Ngin bridges applied and public anthropology, bringing anthropological expertise into the arena of asylum claims and refugee status, and expanding in new directions as a scholar, mentor, teacher, and, most recently, playwright. She co-authored The Houseguest from Xinjiang, a play about a Chinese Muslim in the U.S. caught in the Muslim ban that forces us to think about identity making. It has had several staged readings and was produced at University Student Union Theatre at Cal State LA in 2017.
Ngin regularly co-presents with immigration attorneys at academic conferences, and works to get students at her large, urban, Hispanic-serving, public university involved in asylum work through teaching, mentoring, and training. For example, she organized a session at the Society for Applied Anthropology (SfAA) meetings specifically to educate anthropologists and graduate students about this field.

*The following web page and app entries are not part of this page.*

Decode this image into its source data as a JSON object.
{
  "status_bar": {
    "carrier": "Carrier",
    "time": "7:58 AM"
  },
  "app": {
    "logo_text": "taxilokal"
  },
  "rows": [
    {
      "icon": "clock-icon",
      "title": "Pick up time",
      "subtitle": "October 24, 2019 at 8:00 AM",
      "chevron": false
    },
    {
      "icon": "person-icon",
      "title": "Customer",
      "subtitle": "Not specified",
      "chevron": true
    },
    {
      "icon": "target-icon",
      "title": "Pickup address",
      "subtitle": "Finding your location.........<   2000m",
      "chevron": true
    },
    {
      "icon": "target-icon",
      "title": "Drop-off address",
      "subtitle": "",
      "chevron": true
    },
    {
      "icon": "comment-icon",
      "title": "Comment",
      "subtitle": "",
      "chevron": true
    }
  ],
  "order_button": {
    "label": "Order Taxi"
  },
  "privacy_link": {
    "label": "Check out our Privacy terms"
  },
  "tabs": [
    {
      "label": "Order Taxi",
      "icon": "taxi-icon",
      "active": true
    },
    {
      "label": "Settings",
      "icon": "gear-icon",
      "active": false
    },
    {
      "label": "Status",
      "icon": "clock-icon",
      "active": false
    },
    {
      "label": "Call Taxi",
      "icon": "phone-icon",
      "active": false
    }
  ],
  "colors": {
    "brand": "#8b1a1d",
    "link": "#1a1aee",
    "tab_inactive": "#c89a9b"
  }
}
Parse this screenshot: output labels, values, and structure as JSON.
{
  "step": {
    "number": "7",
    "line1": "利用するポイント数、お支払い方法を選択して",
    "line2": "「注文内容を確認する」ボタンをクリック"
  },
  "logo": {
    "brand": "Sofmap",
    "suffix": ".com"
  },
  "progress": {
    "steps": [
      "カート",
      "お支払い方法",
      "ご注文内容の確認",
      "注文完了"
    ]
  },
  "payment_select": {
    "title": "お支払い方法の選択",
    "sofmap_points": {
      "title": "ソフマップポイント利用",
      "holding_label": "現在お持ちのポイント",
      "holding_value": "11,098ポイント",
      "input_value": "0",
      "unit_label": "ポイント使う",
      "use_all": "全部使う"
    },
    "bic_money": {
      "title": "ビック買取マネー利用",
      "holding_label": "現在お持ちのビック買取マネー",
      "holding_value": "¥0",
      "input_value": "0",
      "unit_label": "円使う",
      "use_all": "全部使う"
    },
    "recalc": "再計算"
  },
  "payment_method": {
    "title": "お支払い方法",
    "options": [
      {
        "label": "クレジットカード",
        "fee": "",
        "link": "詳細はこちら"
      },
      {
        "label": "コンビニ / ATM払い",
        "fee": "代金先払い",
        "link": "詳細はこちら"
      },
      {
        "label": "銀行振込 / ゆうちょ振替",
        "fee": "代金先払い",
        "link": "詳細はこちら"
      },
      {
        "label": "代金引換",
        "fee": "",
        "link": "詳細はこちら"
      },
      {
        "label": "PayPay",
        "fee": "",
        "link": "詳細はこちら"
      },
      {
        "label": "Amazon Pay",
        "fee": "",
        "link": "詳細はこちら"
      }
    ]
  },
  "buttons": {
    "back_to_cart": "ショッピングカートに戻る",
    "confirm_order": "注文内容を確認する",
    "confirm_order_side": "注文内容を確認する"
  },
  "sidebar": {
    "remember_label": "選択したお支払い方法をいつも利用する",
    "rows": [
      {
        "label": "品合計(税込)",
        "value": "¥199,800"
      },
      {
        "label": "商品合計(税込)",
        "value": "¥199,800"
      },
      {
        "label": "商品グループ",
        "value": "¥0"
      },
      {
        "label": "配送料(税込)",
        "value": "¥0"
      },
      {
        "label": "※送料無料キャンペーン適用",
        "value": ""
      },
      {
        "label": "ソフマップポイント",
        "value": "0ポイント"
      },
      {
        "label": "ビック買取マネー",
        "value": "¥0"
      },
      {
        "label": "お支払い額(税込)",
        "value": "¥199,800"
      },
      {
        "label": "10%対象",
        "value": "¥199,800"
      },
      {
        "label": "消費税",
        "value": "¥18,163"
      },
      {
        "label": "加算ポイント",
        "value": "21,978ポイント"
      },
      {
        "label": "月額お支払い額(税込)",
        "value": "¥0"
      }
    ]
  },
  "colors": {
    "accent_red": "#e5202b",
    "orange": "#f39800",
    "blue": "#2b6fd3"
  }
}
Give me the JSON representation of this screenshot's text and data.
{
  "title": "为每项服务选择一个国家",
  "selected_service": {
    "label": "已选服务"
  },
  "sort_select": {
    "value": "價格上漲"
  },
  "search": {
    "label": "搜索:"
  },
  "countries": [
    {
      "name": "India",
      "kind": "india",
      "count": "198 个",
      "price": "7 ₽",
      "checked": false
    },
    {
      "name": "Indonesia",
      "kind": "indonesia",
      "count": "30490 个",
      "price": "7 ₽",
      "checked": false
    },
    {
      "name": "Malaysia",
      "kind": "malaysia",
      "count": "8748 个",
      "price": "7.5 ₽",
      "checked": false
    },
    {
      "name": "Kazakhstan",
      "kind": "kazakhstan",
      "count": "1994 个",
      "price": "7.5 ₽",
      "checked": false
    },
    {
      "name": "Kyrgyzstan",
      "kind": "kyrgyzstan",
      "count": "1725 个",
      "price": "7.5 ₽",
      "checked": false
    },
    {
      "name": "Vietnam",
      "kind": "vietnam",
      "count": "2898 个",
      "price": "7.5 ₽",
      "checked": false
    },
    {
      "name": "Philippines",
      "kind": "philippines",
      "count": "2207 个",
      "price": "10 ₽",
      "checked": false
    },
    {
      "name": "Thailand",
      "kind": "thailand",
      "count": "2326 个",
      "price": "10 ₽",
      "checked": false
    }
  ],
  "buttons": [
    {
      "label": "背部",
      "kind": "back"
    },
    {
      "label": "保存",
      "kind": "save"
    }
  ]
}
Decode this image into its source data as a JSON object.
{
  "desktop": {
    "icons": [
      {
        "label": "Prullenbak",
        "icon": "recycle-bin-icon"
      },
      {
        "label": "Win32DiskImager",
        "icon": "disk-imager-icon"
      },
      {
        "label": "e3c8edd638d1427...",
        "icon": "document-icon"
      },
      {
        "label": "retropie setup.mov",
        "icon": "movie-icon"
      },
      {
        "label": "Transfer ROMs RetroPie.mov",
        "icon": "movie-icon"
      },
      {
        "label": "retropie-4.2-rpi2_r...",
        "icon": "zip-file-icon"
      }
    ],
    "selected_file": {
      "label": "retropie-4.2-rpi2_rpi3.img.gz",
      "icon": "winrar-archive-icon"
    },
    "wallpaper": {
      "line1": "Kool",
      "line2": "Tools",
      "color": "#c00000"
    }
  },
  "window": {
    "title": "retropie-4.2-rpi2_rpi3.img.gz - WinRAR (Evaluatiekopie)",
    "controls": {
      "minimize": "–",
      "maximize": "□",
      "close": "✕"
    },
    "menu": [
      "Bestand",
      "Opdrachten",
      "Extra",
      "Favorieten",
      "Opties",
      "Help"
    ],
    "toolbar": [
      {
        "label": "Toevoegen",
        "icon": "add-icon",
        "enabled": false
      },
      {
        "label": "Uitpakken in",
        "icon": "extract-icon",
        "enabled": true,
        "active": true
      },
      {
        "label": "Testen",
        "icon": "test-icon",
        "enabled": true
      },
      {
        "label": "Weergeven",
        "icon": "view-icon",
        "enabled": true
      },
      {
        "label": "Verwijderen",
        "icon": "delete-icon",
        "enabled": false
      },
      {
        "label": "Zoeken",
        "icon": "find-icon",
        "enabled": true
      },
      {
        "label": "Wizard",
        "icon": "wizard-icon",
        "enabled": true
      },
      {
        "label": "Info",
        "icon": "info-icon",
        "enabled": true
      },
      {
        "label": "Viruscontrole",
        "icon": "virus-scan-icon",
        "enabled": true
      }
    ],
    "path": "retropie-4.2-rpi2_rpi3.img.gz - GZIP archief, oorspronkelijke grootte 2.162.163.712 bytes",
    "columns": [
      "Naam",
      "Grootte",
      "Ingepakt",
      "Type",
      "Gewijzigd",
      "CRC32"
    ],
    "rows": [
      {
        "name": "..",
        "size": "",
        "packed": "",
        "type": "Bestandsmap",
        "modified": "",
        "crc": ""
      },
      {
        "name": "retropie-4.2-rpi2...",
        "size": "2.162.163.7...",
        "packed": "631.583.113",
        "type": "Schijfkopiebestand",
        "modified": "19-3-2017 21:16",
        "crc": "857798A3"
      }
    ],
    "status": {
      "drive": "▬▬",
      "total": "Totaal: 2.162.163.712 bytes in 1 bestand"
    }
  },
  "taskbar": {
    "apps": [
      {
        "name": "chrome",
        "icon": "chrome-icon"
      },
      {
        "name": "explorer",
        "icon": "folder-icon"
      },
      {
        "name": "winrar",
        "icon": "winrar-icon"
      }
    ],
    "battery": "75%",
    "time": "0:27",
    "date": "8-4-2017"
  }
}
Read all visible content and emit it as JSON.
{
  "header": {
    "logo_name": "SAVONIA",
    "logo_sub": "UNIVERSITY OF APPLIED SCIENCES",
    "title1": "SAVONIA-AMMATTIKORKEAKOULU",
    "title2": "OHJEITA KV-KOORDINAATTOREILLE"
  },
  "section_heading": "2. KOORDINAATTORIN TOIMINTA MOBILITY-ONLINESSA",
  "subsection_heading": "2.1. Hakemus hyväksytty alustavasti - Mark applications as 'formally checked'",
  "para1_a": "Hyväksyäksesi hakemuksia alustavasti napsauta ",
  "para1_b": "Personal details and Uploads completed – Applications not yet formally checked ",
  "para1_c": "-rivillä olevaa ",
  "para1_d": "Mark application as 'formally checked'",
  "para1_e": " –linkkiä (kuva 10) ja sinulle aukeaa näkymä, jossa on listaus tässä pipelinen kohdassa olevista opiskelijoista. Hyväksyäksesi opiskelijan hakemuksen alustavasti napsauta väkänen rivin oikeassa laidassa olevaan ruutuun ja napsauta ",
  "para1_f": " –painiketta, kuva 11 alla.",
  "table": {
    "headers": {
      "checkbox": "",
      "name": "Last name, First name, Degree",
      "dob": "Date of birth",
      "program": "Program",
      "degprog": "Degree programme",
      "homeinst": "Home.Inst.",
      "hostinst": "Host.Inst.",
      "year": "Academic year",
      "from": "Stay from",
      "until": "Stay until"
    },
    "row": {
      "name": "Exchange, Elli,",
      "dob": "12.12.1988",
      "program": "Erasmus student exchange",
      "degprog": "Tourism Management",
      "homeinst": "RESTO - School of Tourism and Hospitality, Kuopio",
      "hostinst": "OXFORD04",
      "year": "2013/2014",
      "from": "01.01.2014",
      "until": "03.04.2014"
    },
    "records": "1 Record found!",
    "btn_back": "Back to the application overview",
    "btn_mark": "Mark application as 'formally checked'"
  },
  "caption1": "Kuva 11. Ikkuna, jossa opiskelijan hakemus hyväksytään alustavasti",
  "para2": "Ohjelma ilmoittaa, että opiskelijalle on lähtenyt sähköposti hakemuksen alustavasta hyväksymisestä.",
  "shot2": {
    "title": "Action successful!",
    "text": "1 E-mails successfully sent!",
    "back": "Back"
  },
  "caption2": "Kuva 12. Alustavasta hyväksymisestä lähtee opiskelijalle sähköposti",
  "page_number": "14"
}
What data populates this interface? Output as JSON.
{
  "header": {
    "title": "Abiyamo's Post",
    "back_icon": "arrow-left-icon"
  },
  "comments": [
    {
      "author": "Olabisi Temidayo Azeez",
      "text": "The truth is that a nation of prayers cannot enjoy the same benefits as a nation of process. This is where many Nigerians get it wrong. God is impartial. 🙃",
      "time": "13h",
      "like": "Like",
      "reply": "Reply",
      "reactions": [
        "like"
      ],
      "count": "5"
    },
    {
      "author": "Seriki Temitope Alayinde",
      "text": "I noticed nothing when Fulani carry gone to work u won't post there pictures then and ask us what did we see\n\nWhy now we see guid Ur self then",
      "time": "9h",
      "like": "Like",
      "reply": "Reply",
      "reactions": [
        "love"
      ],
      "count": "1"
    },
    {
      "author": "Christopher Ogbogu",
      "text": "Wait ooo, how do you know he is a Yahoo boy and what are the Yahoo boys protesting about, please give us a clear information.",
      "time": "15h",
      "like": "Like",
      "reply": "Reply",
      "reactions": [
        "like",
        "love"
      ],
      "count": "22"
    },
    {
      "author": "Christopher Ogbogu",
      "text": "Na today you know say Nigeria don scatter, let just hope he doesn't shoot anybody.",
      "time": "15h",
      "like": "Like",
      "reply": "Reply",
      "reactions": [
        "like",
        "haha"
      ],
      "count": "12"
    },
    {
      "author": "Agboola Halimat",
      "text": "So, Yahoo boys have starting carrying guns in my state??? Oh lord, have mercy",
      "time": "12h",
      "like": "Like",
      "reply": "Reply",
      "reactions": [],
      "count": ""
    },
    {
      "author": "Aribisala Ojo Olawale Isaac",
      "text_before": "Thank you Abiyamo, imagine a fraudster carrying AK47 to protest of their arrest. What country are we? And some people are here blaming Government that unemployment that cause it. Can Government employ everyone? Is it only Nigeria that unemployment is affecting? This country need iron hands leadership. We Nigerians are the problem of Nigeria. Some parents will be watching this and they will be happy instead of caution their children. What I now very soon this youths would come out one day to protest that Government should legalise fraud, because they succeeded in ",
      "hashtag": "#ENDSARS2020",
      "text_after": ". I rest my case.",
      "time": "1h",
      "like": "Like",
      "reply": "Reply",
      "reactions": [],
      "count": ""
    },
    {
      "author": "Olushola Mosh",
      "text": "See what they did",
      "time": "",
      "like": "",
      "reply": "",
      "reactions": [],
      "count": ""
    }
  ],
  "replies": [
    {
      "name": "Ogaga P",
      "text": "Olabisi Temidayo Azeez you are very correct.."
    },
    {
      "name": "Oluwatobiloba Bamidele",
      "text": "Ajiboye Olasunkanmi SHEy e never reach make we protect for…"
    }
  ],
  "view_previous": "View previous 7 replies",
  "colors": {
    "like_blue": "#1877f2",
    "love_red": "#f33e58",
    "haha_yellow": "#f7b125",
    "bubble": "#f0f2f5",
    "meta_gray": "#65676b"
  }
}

International in reach—Ngin has been working with the Malaysian state and judges and attorneys in Europe, educating on the role of the anthropological expert witness in asylum cases—Ngin’s work also has had significant local and personal impacts for generations of Cal State LA students, and the 16 people for whom she has helped to secure asylum.